* **Activity**
Set the images aside and retype the whole listing exactly.

* **Provided data**
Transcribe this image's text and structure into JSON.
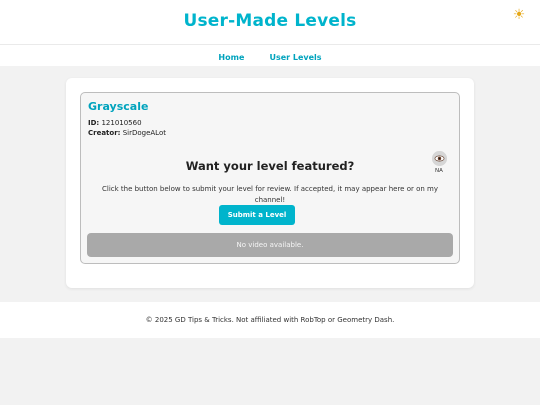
{
  "header": {
    "title": "User-Made Levels",
    "theme_icon": "sun-icon"
  },
  "nav": {
    "items": [
      {
        "label": "Home"
      },
      {
        "label": "User Levels"
      }
    ]
  },
  "level": {
    "name": "Grayscale",
    "id_label": "ID:",
    "id_value": "121010560",
    "creator_label": "Creator:",
    "creator_value": "SirDogeALot",
    "views_label": "NA",
    "views_icon": "eye-icon"
  },
  "feature": {
    "heading": "Want your level featured?",
    "text": "Click the button below to submit your level for review. If accepted, it may appear here or on my channel!",
    "button_label": "Submit a Level"
  },
  "video": {
    "message": "No video available."
  },
  "footer": {
    "text": "© 2025 GD Tips & Tricks. Not affiliated with RobTop or Geometry Dash."
  },
  "colors": {
    "accent": "#00b4cc",
    "page_bg": "#f2f2f2",
    "video_placeholder": "#a9a9a9"
  }
}
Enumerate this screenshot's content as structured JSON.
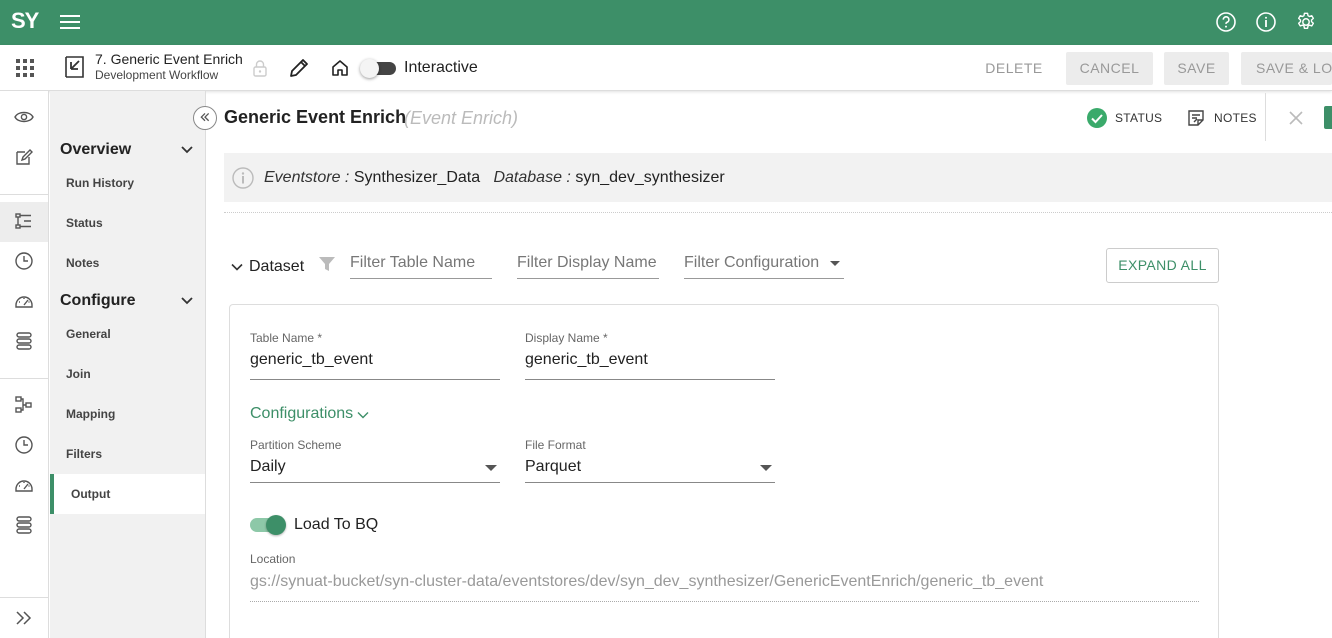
{
  "app": {
    "logo": "SY"
  },
  "toolbar": {
    "workflow_title": "7. Generic Event Enrich",
    "workflow_subtitle": "Development Workflow",
    "interactive_label": "Interactive",
    "delete_label": "DELETE",
    "cancel_label": "CANCEL",
    "save_label": "SAVE",
    "save_lock_label": "SAVE & LOCK"
  },
  "sidenav": {
    "overview": "Overview",
    "overview_items": [
      "Run History",
      "Status",
      "Notes"
    ],
    "configure": "Configure",
    "configure_items": [
      "General",
      "Join",
      "Mapping",
      "Filters",
      "Output"
    ],
    "active_item": "Output"
  },
  "header": {
    "title": "Generic Event Enrich",
    "subtitle": "(Event Enrich)",
    "status_label": "STATUS",
    "notes_label": "NOTES"
  },
  "info": {
    "eventstore_label": "Eventstore :",
    "eventstore_value": "Synthesizer_Data",
    "database_label": "Database :",
    "database_value": "syn_dev_synthesizer"
  },
  "dataset": {
    "label": "Dataset",
    "filter_table_placeholder": "Filter Table Name",
    "filter_display_placeholder": "Filter Display Name",
    "filter_config_placeholder": "Filter Configuration",
    "expand_all_label": "EXPAND ALL"
  },
  "card": {
    "table_name_label": "Table Name *",
    "table_name_value": "generic_tb_event",
    "display_name_label": "Display Name *",
    "display_name_value": "generic_tb_event",
    "configurations_label": "Configurations",
    "partition_label": "Partition Scheme",
    "partition_value": "Daily",
    "file_format_label": "File Format",
    "file_format_value": "Parquet",
    "load_to_bq_label": "Load To BQ",
    "load_to_bq_on": true,
    "location_label": "Location",
    "location_value": "gs://synuat-bucket/syn-cluster-data/eventstores/dev/syn_dev_synthesizer/GenericEventEnrich/generic_tb_event"
  },
  "colors": {
    "brand": "#3d8f68",
    "status_ok": "#3aaa6b"
  },
  "icons": [
    "hamburger-icon",
    "help-icon",
    "info-icon",
    "gear-icon",
    "apps-icon",
    "back-icon",
    "lock-icon",
    "pencil-icon",
    "home-icon",
    "eye-icon",
    "edit-icon",
    "flow-icon",
    "clock-icon",
    "dashboard-icon",
    "database-icon",
    "filter-icon",
    "close-icon",
    "notes-icon",
    "check-circle-icon"
  ]
}
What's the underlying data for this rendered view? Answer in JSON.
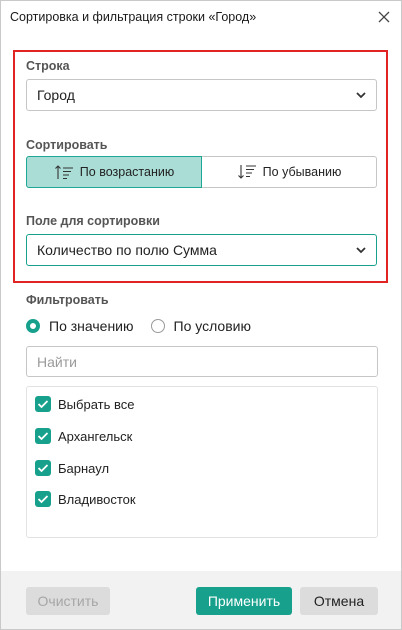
{
  "dialog": {
    "title": "Сортировка и фильтрация строки «Город»"
  },
  "row": {
    "label": "Строка",
    "value": "Город"
  },
  "sort": {
    "label": "Сортировать",
    "ascending_label": "По возрастанию",
    "descending_label": "По убыванию",
    "selected": "ascending"
  },
  "sort_field": {
    "label": "Поле для сортировки",
    "value": "Количество по полю Сумма"
  },
  "filter": {
    "label": "Фильтровать",
    "by_value_label": "По значению",
    "by_condition_label": "По условию",
    "selected": "by_value",
    "search_placeholder": "Найти",
    "items": [
      {
        "label": "Выбрать все",
        "checked": true
      },
      {
        "label": "Архангельск",
        "checked": true
      },
      {
        "label": "Барнаул",
        "checked": true
      },
      {
        "label": "Владивосток",
        "checked": true
      }
    ]
  },
  "footer": {
    "clear_label": "Очистить",
    "apply_label": "Применить",
    "cancel_label": "Отмена"
  },
  "colors": {
    "accent": "#17a18d",
    "active_segment": "#a9ddd6",
    "highlight_border": "#e02424"
  },
  "icons": {
    "close": "close-icon",
    "dropdown": "chevron-down-icon",
    "sort_ascending": "sort-ascending-icon",
    "sort_descending": "sort-descending-icon",
    "checkbox": "checkmark-icon"
  }
}
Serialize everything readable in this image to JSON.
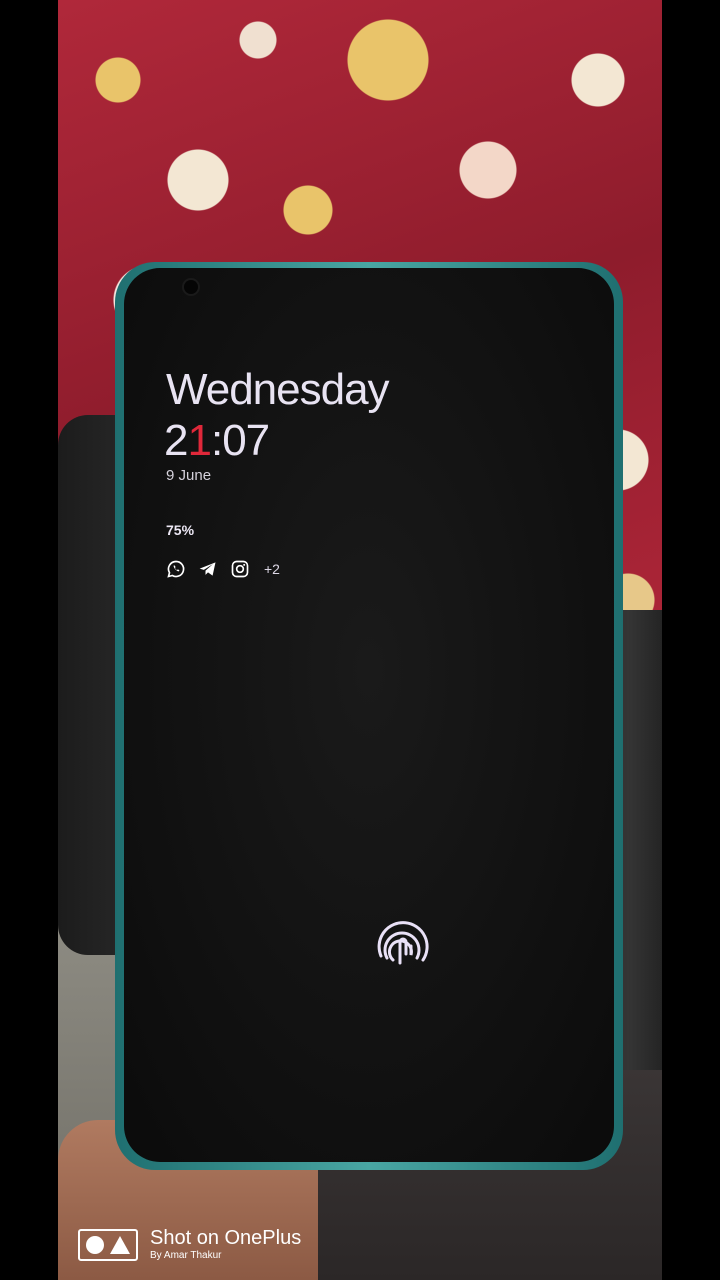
{
  "lockscreen": {
    "weekday": "Wednesday",
    "time_hour_first": "2",
    "time_hour_second": "1",
    "time_rest": ":07",
    "date": "9 June",
    "battery": "75%",
    "notification_icons": [
      "whatsapp-icon",
      "telegram-icon",
      "instagram-icon"
    ],
    "notification_more": "+2"
  },
  "watermark": {
    "title": "Shot on OnePlus",
    "credit": "By Amar Thakur"
  },
  "colors": {
    "clock_text": "#e8e3f2",
    "accent": "#e0283a",
    "fingerprint": "#e9e1f7",
    "phone_frame": "#49a6a3"
  }
}
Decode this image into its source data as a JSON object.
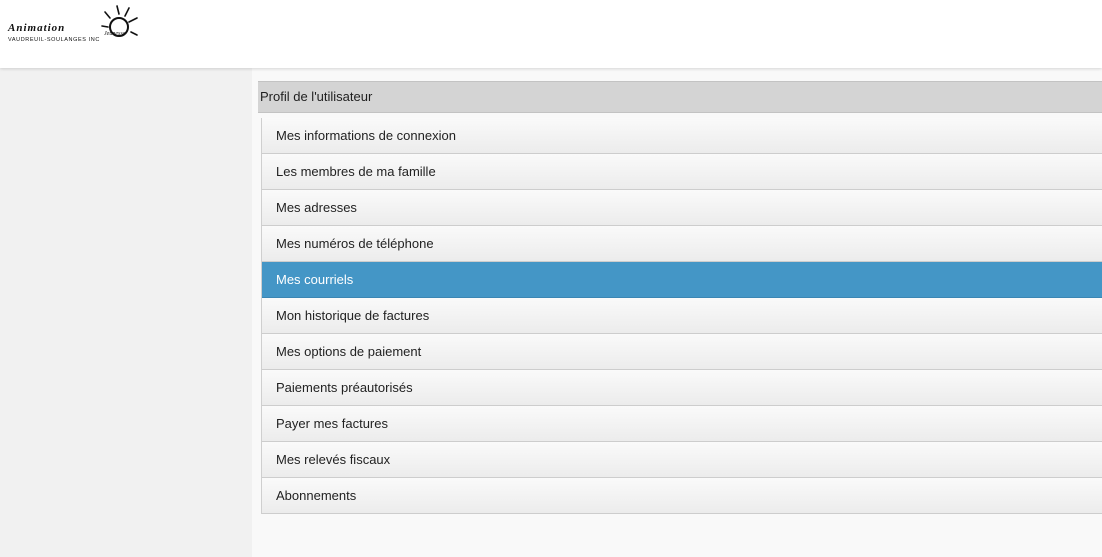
{
  "logo": {
    "name": "Animation Jeunesse",
    "subtitle": "VAUDREUIL-SOULANGES INC"
  },
  "panel": {
    "title": "Profil de l'utilisateur"
  },
  "menu": {
    "active_index": 4,
    "active_color": "#4496c6",
    "items": [
      {
        "label": "Mes informations de connexion"
      },
      {
        "label": "Les membres de ma famille"
      },
      {
        "label": "Mes adresses"
      },
      {
        "label": "Mes numéros de téléphone"
      },
      {
        "label": "Mes courriels"
      },
      {
        "label": "Mon historique de factures"
      },
      {
        "label": "Mes options de paiement"
      },
      {
        "label": "Paiements préautorisés"
      },
      {
        "label": "Payer mes factures"
      },
      {
        "label": "Mes relevés fiscaux"
      },
      {
        "label": "Abonnements"
      }
    ]
  }
}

* **Task result**
Transcribe this image's text and structure into JSON.
{
  "header": {
    "title": "User-Made Levels",
    "theme_icon": "sun-icon"
  },
  "nav": {
    "items": [
      {
        "label": "Home"
      },
      {
        "label": "User Levels"
      }
    ]
  },
  "level": {
    "name": "Grayscale",
    "id_label": "ID:",
    "id_value": "121010560",
    "creator_label": "Creator:",
    "creator_value": "SirDogeALot",
    "views_label": "NA",
    "views_icon": "eye-icon"
  },
  "feature": {
    "heading": "Want your level featured?",
    "text": "Click the button below to submit your level for review. If accepted, it may appear here or on my channel!",
    "button_label": "Submit a Level"
  },
  "video": {
    "message": "No video available."
  },
  "footer": {
    "text": "© 2025 GD Tips & Tricks. Not affiliated with RobTop or Geometry Dash."
  },
  "colors": {
    "accent": "#00b4cc",
    "page_bg": "#f2f2f2",
    "video_placeholder": "#a9a9a9"
  }
}
Enumerate this screenshot's content as structured JSON.
{
  "app": {
    "logo": "SY"
  },
  "toolbar": {
    "workflow_title": "7. Generic Event Enrich",
    "workflow_subtitle": "Development Workflow",
    "interactive_label": "Interactive",
    "delete_label": "DELETE",
    "cancel_label": "CANCEL",
    "save_label": "SAVE",
    "save_lock_label": "SAVE & LOCK"
  },
  "sidenav": {
    "overview": "Overview",
    "overview_items": [
      "Run History",
      "Status",
      "Notes"
    ],
    "configure": "Configure",
    "configure_items": [
      "General",
      "Join",
      "Mapping",
      "Filters",
      "Output"
    ],
    "active_item": "Output"
  },
  "header": {
    "title": "Generic Event Enrich",
    "subtitle": "(Event Enrich)",
    "status_label": "STATUS",
    "notes_label": "NOTES"
  },
  "info": {
    "eventstore_label": "Eventstore :",
    "eventstore_value": "Synthesizer_Data",
    "database_label": "Database :",
    "database_value": "syn_dev_synthesizer"
  },
  "dataset": {
    "label": "Dataset",
    "filter_table_placeholder": "Filter Table Name",
    "filter_display_placeholder": "Filter Display Name",
    "filter_config_placeholder": "Filter Configuration",
    "expand_all_label": "EXPAND ALL"
  },
  "card": {
    "table_name_label": "Table Name *",
    "table_name_value": "generic_tb_event",
    "display_name_label": "Display Name *",
    "display_name_value": "generic_tb_event",
    "configurations_label": "Configurations",
    "partition_label": "Partition Scheme",
    "partition_value": "Daily",
    "file_format_label": "File Format",
    "file_format_value": "Parquet",
    "load_to_bq_label": "Load To BQ",
    "load_to_bq_on": true,
    "location_label": "Location",
    "location_value": "gs://synuat-bucket/syn-cluster-data/eventstores/dev/syn_dev_synthesizer/GenericEventEnrich/generic_tb_event"
  },
  "colors": {
    "brand": "#3d8f68",
    "status_ok": "#3aaa6b"
  },
  "icons": [
    "hamburger-icon",
    "help-icon",
    "info-icon",
    "gear-icon",
    "apps-icon",
    "back-icon",
    "lock-icon",
    "pencil-icon",
    "home-icon",
    "eye-icon",
    "edit-icon",
    "flow-icon",
    "clock-icon",
    "dashboard-icon",
    "database-icon",
    "filter-icon",
    "close-icon",
    "notes-icon",
    "check-circle-icon"
  ]
}
What's the underlying data for this rendered view? Answer in JSON.
{
  "dialog": {
    "title": "Сортировка и фильтрация строки «Город»"
  },
  "row": {
    "label": "Строка",
    "value": "Город"
  },
  "sort": {
    "label": "Сортировать",
    "ascending_label": "По возрастанию",
    "descending_label": "По убыванию",
    "selected": "ascending"
  },
  "sort_field": {
    "label": "Поле для сортировки",
    "value": "Количество по полю Сумма"
  },
  "filter": {
    "label": "Фильтровать",
    "by_value_label": "По значению",
    "by_condition_label": "По условию",
    "selected": "by_value",
    "search_placeholder": "Найти",
    "items": [
      {
        "label": "Выбрать все",
        "checked": true
      },
      {
        "label": "Архангельск",
        "checked": true
      },
      {
        "label": "Барнаул",
        "checked": true
      },
      {
        "label": "Владивосток",
        "checked": true
      }
    ]
  },
  "footer": {
    "clear_label": "Очистить",
    "apply_label": "Применить",
    "cancel_label": "Отмена"
  },
  "colors": {
    "accent": "#17a18d",
    "active_segment": "#a9ddd6",
    "highlight_border": "#e02424"
  },
  "icons": {
    "close": "close-icon",
    "dropdown": "chevron-down-icon",
    "sort_ascending": "sort-ascending-icon",
    "sort_descending": "sort-descending-icon",
    "checkbox": "checkmark-icon"
  }
}
Serialize everything readable in this image to JSON.
{
  "lockscreen": {
    "weekday": "Wednesday",
    "time_hour_first": "2",
    "time_hour_second": "1",
    "time_rest": ":07",
    "date": "9 June",
    "battery": "75%",
    "notification_icons": [
      "whatsapp-icon",
      "telegram-icon",
      "instagram-icon"
    ],
    "notification_more": "+2"
  },
  "watermark": {
    "title": "Shot on OnePlus",
    "credit": "By Amar Thakur"
  },
  "colors": {
    "clock_text": "#e8e3f2",
    "accent": "#e0283a",
    "fingerprint": "#e9e1f7",
    "phone_frame": "#49a6a3"
  }
}
Decode this image into its source data as a JSON object.
{
  "logo": {
    "name": "Animation Jeunesse",
    "subtitle": "VAUDREUIL-SOULANGES INC"
  },
  "panel": {
    "title": "Profil de l'utilisateur"
  },
  "menu": {
    "active_index": 4,
    "active_color": "#4496c6",
    "items": [
      {
        "label": "Mes informations de connexion"
      },
      {
        "label": "Les membres de ma famille"
      },
      {
        "label": "Mes adresses"
      },
      {
        "label": "Mes numéros de téléphone"
      },
      {
        "label": "Mes courriels"
      },
      {
        "label": "Mon historique de factures"
      },
      {
        "label": "Mes options de paiement"
      },
      {
        "label": "Paiements préautorisés"
      },
      {
        "label": "Payer mes factures"
      },
      {
        "label": "Mes relevés fiscaux"
      },
      {
        "label": "Abonnements"
      }
    ]
  }
}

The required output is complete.